━━━━━ MATERIAL SUPPLIED ━━━━━

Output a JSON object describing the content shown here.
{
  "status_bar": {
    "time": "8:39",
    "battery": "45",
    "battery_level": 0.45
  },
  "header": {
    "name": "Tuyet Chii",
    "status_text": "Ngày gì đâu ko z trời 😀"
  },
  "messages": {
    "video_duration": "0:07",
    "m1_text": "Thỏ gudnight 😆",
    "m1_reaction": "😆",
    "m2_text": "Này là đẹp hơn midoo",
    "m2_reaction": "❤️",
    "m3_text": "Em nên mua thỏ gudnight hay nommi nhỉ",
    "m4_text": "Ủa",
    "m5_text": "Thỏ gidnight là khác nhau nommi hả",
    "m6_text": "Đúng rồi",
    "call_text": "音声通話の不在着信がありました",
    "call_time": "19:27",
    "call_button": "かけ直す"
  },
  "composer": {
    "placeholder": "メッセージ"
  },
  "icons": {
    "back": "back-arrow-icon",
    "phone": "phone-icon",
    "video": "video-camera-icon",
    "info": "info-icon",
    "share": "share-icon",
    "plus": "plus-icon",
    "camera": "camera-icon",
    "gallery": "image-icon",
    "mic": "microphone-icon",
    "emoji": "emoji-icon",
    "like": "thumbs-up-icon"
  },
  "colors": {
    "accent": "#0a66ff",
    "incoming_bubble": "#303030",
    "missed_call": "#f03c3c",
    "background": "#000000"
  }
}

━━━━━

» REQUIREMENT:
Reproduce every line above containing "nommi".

» SOLUTION TO THE EXERCISE:
    "m3_text": "Em nên mua thỏ gudnight hay nommi nhỉ",
    "m5_text": "Thỏ gidnight là khác nhau nommi hả",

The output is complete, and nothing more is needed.